While being bashed by Sheen all over the media ("I think I'm fairly immune to name-calling now," he wrote in Card No. 345), Lorre was under the gun to salvage TV's top-rated comedy and keep his other shows on track.
How did he cope? "The only thing I could do was work harder," he says.
"It was a terrible time. It was awful," he goes on. "I was really heartbroken by how it all played out. And angry. He was my friend. We were all concerned about him. We thought he was going to die."
Sheen now stars in a TBS sitcom Anger Management, while Men has entered its 10th season with Ashton Kutcher in his sophomore year as Sheen's replacement. Lorre insists that, despite that stormy period, the man once billed as "the angriest man in television" has found peace of mind.
"You need to get to know Chuck 2.0," he says when past reports of Combative Chuck are mentioned. "I look around sometimes and I can't believe all this has happened to a journeyman guitar player. Truly, I've been blessed."
He allows that there was a time "when anger was the fuel to fend off other voices that wanted control of the creative process. I've never been a big fan of creation by committee: a committee of other comedy writers, yes; network executives, no."

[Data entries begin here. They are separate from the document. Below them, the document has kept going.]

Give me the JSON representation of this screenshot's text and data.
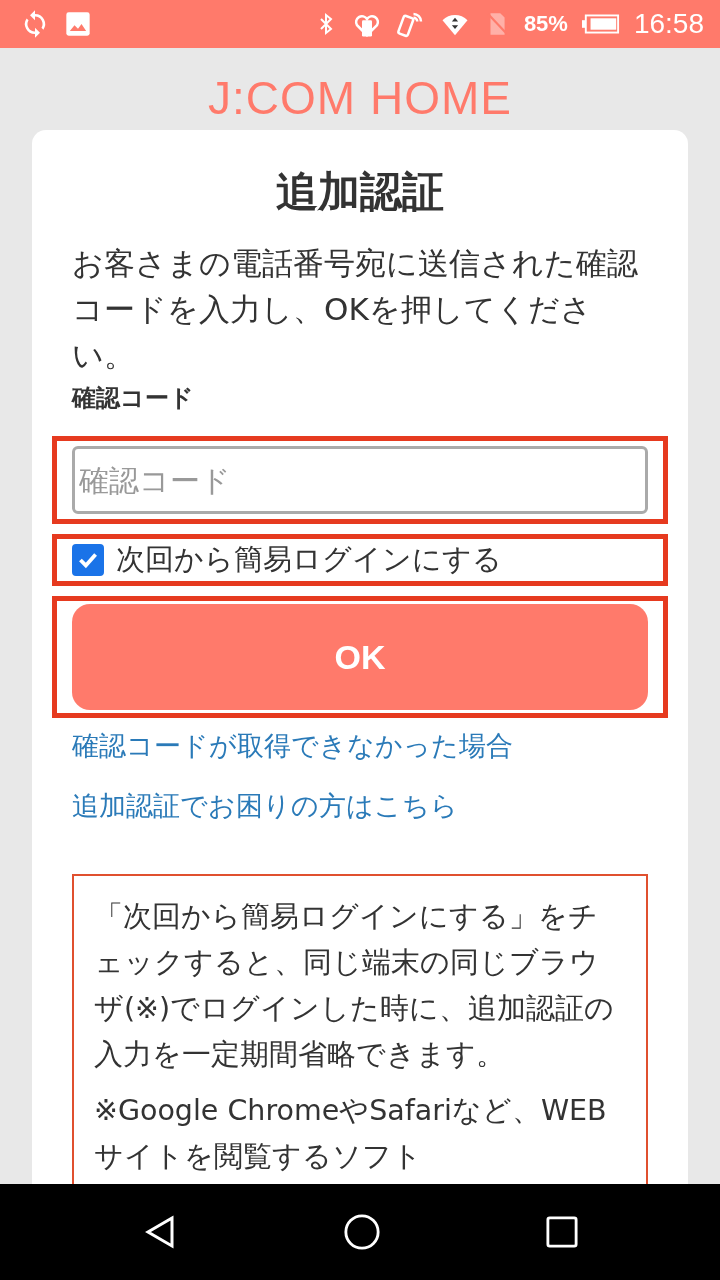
{
  "status_bar": {
    "battery": "85%",
    "time": "16:58"
  },
  "logo": "J:COM HOME",
  "title": "追加認証",
  "instruction": "お客さまの電話番号宛に送信された確認コードを入力し、OKを押してください。",
  "code_field": {
    "label": "確認コード",
    "placeholder": "確認コード",
    "highlighted": true
  },
  "remember": {
    "label": "次回から簡易ログインにする",
    "checked": true,
    "highlighted": true
  },
  "ok_button": {
    "label": "OK",
    "highlighted": true
  },
  "links": [
    "確認コードが取得できなかった場合",
    "追加認証でお困りの方はこちら"
  ],
  "notice": [
    "「次回から簡易ログインにする」をチェックすると、同じ端末の同じブラウザ(※)でログインした時に、追加認証の入力を一定期間省略できます。",
    "※Google ChromeやSafariなど、WEBサイトを閲覧するソフト"
  ]
}
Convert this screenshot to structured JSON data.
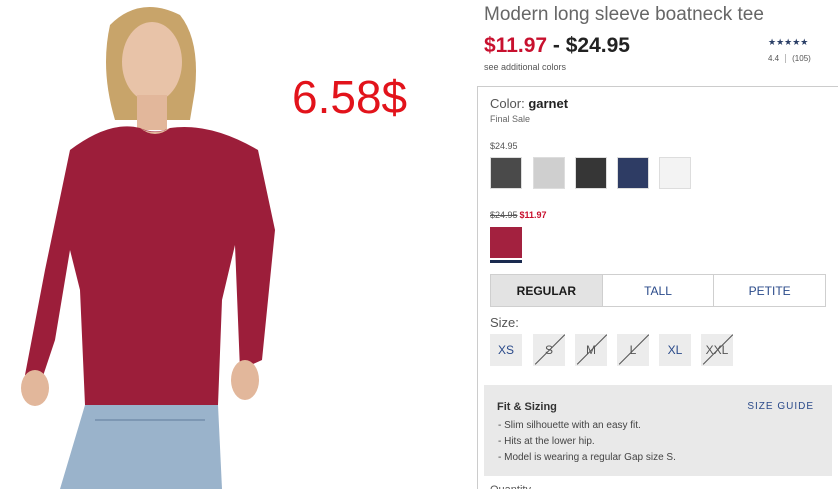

With a wiry frame, a trim beard and a head of tangled curls, Lorre is self-taught as a sitcom scribe. Now 60, the Long Island, N.Y. native got the itch to write for TV in his mid-30s, after a decade or more spent touring the country as a less-than-wildly-successful guitarist-songwriter.
After writing a spec script for The Golden Girls, he found his way to Roseanne, then created the ABC sitcom Grace Under Fire, starring comedian Brett Butler, and Cybill, starring Cybill Shepherd. These were rocky stretches for Lorre, each marked by his premature exit.
Dharma & Greg proved to be a more pleasant experience. But it wasn't easy.
"Telling a story in a 22-minute sitcom is hard," Lorre says. "There was a lot of faking it while I was learning the craft. I didn't get the hang of it for 12 or 13 years."
That was around 2003, when he co-created Two and a Half Men.
In 2007, he hit the jackpot again when he co-created The Big Bang Theory.
Then, in 2010, he won the triple crown with Mike & Molly.
All were huge successes and established Lorre as the biggest sitcom magnate since Norman Lear's reign in the 1970s with such blockbusters as All in the Family and Sanford and Son.
-- The Associated Press